INFORMATION PROVIDED Start Marker

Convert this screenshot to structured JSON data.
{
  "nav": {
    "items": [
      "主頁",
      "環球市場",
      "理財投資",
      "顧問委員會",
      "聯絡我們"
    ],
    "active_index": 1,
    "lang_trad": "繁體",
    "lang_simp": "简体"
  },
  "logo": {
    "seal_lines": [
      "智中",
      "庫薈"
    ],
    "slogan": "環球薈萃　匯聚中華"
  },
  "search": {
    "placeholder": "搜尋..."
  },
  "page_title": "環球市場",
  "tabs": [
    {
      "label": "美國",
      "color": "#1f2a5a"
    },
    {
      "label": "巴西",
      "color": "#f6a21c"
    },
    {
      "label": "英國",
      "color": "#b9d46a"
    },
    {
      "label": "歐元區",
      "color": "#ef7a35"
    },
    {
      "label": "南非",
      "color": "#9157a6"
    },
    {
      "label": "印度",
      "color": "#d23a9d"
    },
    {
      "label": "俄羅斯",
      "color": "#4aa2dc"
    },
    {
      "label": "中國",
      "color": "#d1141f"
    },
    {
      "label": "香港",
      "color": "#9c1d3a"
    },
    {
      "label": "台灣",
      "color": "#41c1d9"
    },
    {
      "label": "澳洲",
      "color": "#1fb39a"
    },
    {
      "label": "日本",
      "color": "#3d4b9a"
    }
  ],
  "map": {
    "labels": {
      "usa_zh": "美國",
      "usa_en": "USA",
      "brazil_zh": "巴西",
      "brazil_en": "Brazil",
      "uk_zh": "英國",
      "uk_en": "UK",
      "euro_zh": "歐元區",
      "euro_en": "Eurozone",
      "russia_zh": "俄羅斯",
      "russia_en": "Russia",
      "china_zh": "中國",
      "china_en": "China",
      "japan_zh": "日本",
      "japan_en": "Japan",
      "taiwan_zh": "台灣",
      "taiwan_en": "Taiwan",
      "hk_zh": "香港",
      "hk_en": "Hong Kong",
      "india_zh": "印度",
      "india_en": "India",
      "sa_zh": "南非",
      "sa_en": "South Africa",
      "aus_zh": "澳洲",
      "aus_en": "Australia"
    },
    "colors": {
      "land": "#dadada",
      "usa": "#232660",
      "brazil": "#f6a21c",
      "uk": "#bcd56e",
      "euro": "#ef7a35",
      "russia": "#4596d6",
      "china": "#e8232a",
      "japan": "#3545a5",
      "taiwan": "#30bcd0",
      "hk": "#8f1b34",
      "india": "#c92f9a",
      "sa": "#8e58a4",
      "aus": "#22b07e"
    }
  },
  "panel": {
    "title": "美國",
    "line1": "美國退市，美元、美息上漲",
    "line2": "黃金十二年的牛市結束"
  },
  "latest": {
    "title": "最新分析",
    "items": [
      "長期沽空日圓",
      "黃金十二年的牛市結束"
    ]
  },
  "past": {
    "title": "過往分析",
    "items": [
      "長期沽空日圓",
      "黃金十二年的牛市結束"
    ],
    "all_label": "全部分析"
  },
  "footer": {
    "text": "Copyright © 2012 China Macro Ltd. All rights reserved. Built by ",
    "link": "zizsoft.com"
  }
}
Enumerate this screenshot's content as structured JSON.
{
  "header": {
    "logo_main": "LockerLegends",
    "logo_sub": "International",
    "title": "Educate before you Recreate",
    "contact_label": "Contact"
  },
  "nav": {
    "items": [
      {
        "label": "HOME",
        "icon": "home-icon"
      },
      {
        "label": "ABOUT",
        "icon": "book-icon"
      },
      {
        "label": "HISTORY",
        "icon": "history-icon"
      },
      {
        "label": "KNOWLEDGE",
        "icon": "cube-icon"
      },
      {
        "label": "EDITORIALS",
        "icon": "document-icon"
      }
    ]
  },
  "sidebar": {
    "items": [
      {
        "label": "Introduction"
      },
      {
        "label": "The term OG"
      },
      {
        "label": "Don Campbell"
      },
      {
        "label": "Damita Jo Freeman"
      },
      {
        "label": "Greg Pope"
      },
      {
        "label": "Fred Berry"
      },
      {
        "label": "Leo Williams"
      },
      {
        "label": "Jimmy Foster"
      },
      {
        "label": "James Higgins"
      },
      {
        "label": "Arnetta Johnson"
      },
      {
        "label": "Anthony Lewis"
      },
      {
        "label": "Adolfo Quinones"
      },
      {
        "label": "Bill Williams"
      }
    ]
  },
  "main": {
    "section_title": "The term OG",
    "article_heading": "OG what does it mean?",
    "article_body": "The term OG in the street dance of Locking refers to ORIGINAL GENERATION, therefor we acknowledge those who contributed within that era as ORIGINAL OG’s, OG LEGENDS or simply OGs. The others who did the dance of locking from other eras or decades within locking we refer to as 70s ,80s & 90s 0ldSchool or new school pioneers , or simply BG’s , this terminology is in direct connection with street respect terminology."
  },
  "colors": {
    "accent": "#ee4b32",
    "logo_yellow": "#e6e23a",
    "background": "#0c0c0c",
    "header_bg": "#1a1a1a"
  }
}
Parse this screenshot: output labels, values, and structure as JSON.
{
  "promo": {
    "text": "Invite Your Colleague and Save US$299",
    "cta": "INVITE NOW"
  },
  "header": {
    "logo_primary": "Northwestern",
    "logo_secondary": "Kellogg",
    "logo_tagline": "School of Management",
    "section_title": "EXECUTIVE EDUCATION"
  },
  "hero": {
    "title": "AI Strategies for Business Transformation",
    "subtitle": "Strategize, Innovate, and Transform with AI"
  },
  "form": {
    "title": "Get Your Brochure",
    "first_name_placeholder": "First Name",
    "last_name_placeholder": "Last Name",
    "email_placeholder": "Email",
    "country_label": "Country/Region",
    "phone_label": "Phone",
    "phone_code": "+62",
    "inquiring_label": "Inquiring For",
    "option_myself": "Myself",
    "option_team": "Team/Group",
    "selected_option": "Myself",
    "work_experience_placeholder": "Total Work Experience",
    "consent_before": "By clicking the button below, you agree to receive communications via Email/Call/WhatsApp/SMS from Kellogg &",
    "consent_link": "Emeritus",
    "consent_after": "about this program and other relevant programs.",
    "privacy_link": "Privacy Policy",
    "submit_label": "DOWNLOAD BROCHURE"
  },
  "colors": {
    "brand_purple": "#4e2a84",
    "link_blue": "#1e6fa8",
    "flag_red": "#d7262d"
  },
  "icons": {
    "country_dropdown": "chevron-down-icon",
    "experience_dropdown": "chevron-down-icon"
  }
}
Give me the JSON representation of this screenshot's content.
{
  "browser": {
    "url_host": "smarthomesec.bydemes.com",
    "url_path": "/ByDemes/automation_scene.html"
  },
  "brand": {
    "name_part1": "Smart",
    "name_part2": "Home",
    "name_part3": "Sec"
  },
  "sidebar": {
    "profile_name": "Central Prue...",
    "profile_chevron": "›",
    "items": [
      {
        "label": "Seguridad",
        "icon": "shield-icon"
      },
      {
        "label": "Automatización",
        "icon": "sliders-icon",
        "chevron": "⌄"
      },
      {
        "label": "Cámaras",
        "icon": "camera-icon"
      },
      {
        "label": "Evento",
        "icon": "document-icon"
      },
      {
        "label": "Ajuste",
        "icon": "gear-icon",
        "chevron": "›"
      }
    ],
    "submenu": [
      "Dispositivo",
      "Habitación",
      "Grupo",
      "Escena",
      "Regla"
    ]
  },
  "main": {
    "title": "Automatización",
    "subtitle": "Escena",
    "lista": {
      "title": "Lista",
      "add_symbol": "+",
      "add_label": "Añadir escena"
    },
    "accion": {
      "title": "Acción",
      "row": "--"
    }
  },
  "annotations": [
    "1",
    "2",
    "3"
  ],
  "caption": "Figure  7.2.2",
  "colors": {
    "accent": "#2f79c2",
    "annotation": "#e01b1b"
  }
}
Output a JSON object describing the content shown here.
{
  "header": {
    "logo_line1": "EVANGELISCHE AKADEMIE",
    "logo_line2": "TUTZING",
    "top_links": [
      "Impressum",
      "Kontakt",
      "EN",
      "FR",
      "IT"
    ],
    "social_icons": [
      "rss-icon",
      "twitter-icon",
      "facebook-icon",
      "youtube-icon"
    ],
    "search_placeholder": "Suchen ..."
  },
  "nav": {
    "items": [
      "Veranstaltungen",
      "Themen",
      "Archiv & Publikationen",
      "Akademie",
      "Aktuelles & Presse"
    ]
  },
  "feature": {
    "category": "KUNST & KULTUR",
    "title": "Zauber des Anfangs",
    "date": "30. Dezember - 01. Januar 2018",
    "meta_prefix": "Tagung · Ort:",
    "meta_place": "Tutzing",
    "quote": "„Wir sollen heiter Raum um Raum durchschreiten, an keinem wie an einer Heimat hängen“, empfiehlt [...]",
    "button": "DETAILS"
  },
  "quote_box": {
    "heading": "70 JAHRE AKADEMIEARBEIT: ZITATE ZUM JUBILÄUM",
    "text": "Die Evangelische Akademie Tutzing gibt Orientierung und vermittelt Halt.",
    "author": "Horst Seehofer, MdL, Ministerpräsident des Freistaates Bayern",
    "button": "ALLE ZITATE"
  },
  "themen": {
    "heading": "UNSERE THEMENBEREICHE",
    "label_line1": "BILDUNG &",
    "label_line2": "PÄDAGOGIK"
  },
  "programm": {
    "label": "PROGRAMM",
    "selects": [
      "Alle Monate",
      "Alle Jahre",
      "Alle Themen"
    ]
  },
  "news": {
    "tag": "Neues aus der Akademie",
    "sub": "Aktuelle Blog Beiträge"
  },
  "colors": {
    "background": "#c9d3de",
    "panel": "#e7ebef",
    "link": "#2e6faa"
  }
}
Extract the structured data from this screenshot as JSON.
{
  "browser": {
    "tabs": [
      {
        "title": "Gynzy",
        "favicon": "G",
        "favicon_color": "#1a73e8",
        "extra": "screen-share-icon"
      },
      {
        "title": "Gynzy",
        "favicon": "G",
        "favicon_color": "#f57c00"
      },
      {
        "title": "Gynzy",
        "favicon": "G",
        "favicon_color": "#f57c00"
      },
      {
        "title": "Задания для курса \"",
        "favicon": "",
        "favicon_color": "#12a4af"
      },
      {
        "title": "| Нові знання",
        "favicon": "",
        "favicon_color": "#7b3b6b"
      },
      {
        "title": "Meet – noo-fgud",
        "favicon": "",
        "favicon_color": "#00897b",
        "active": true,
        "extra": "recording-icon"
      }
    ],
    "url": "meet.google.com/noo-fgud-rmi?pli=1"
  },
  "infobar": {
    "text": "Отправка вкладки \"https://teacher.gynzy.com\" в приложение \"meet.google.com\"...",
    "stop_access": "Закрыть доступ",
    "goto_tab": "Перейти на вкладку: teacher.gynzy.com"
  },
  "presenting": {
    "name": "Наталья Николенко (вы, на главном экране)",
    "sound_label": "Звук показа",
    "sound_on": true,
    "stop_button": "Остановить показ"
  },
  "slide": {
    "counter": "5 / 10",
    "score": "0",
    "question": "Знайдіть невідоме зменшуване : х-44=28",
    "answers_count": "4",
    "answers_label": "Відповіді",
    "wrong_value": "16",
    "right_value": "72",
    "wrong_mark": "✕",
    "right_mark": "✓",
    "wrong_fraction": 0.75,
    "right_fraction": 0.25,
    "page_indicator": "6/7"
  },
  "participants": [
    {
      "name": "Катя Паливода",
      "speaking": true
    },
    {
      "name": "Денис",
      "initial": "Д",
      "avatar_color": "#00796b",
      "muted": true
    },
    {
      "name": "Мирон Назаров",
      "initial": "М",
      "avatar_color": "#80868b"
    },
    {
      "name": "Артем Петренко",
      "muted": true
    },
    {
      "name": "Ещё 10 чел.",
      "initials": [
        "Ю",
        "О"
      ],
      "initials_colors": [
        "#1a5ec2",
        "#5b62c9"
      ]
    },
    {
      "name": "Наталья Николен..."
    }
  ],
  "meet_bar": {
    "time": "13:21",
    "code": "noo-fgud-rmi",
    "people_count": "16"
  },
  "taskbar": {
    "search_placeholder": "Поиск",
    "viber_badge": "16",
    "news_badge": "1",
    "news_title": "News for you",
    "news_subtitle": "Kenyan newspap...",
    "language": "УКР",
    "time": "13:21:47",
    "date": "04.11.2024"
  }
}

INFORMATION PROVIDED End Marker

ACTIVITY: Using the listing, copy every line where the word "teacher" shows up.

ANSWER FOR THIS EXERCISE:
    "text": "Отправка вкладки \"https://teacher.gynzy.com\" в приложение \"meet.google.com\"...",
    "goto_tab": "Перейти на вкладку: teacher.gynzy.com"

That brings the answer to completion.